▸ PROBLEM
Across the records below, report how many lines include the word "mnemonic", stating the number alone.

Records excerpted from a collection:
>>

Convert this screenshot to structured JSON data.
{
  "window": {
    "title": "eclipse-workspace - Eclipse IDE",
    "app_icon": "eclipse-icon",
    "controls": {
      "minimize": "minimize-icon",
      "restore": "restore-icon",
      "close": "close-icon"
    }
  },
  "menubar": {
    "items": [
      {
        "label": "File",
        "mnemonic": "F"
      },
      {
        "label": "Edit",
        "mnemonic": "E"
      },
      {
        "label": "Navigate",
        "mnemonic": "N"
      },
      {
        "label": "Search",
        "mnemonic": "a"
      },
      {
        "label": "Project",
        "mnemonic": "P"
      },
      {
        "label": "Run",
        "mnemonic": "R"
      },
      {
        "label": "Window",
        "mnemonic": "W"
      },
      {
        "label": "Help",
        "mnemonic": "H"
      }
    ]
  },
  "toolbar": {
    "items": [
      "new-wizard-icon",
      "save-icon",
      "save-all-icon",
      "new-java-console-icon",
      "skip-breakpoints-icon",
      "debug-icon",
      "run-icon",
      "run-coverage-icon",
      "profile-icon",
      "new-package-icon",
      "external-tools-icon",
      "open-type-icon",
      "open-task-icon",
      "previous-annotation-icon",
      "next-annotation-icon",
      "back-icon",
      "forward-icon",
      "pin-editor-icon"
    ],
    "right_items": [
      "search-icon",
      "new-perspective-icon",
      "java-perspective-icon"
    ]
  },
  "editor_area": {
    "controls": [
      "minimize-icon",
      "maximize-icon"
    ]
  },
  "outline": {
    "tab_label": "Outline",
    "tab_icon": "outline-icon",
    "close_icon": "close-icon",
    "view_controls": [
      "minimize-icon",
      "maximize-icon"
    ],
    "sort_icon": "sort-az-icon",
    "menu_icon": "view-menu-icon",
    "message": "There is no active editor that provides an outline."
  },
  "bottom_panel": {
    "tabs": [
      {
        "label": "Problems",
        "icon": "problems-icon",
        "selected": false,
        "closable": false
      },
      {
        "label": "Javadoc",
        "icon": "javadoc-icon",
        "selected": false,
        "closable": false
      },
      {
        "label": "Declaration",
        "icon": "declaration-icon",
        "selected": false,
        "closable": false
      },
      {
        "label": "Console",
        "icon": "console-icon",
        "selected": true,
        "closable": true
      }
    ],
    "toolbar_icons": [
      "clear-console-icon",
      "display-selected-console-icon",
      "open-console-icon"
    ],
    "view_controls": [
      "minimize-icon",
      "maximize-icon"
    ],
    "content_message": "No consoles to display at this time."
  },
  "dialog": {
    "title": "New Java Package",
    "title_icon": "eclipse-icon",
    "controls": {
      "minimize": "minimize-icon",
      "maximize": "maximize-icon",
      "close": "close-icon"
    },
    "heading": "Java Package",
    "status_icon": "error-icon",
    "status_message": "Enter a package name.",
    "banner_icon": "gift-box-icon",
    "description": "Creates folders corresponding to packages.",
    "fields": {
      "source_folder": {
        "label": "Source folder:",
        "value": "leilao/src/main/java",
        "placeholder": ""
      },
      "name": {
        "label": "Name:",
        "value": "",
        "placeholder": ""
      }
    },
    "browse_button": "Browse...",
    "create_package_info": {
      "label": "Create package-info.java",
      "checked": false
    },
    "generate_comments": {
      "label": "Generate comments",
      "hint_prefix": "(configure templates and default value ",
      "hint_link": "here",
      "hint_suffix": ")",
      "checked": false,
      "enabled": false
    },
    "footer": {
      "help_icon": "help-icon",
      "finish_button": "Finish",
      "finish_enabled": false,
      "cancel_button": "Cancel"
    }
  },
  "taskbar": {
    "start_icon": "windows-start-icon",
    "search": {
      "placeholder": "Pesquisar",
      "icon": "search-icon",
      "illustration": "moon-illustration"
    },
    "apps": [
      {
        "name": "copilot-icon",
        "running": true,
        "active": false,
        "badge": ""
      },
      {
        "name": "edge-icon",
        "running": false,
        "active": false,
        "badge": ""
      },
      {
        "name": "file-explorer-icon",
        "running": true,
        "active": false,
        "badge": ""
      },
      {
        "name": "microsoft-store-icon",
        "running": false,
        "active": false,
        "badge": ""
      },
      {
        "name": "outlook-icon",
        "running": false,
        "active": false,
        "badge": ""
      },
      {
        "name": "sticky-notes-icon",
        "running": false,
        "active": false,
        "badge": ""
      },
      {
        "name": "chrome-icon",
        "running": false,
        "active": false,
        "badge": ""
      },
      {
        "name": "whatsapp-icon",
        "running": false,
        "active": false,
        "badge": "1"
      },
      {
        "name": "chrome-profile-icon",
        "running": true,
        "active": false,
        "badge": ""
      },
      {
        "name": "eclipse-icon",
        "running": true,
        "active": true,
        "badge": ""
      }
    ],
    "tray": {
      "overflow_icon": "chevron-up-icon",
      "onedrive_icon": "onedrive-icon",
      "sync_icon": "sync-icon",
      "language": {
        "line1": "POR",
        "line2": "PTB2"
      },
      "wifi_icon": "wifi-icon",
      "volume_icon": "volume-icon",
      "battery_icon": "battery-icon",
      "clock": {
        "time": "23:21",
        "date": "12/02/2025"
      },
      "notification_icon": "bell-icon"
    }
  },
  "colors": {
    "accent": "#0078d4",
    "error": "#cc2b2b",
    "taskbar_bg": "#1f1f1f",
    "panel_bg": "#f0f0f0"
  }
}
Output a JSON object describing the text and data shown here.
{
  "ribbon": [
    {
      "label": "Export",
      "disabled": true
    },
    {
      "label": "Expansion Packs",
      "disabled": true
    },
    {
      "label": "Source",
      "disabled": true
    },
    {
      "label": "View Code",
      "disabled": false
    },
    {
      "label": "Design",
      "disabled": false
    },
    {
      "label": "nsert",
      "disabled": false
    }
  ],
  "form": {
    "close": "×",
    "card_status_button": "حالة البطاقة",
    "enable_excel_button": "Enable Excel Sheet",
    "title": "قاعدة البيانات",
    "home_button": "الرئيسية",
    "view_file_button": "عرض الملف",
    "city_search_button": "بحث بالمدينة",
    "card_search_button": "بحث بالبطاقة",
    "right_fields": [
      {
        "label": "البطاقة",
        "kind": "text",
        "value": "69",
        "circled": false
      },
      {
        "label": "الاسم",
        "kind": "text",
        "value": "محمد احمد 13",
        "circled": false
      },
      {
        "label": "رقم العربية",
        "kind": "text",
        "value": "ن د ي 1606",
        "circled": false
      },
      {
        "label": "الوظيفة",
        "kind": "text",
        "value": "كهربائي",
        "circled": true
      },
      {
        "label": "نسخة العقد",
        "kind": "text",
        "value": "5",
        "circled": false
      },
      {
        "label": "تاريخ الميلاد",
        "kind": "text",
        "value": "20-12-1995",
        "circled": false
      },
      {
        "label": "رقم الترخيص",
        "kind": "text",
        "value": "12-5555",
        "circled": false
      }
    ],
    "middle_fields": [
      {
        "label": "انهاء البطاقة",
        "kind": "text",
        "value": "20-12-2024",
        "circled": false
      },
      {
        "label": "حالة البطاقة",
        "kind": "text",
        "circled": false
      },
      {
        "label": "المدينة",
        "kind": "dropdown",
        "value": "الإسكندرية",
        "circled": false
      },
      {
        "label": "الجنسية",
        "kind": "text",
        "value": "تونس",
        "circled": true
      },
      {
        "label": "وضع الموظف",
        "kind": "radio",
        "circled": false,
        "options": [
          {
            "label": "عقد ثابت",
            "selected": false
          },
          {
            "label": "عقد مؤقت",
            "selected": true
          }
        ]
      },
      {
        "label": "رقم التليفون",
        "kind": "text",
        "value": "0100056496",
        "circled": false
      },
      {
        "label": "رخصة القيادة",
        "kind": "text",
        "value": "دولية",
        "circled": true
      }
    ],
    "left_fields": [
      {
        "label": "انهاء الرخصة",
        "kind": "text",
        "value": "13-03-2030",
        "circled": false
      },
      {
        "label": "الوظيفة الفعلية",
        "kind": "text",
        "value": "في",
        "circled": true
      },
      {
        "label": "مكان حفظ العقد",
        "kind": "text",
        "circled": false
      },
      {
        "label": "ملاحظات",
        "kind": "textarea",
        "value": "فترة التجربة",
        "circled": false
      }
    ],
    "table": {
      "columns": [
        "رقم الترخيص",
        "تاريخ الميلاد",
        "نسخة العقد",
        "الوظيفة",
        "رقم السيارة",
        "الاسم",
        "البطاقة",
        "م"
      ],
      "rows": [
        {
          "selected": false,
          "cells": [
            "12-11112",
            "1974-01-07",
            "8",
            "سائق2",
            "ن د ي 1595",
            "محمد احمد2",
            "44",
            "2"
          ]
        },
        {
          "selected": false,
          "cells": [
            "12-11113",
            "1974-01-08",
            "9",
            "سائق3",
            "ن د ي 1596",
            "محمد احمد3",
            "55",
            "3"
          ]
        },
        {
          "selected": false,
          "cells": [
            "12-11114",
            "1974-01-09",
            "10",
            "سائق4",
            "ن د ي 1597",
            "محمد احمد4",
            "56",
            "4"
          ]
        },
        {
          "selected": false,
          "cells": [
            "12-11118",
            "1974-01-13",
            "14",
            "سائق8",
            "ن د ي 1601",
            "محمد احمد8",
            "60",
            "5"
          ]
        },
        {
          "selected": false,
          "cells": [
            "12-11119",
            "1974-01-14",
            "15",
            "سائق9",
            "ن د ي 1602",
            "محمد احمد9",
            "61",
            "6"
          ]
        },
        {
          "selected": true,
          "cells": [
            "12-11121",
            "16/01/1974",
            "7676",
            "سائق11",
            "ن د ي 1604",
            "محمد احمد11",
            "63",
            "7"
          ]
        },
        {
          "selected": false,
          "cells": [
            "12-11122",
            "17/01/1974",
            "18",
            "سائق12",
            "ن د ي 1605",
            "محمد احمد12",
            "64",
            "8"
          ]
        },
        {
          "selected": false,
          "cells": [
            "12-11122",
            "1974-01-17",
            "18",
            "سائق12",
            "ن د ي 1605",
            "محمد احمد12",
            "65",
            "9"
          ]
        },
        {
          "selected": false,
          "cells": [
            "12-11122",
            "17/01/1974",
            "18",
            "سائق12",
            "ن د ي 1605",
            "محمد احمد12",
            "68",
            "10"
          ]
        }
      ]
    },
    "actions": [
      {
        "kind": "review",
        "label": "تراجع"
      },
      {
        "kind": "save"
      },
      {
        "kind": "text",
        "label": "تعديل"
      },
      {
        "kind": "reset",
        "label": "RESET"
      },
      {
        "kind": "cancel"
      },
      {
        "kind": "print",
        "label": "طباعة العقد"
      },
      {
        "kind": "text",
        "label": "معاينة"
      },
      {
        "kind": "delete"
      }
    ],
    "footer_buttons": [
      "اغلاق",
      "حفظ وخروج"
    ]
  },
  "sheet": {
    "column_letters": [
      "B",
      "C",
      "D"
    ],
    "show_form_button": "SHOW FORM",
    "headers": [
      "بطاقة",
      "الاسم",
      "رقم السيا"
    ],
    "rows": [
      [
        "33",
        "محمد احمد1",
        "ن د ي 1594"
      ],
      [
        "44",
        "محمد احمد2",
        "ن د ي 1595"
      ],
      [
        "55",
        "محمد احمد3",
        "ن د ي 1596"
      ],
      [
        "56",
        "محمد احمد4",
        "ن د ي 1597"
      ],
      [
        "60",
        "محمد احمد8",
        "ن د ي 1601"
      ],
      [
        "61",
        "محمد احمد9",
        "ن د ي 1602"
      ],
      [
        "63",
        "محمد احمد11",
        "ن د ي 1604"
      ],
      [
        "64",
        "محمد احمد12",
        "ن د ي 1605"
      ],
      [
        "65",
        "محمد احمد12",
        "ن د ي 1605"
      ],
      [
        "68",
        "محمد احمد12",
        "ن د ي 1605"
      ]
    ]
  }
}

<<

▸ RESPONSE FOR THIS EXERCISE
8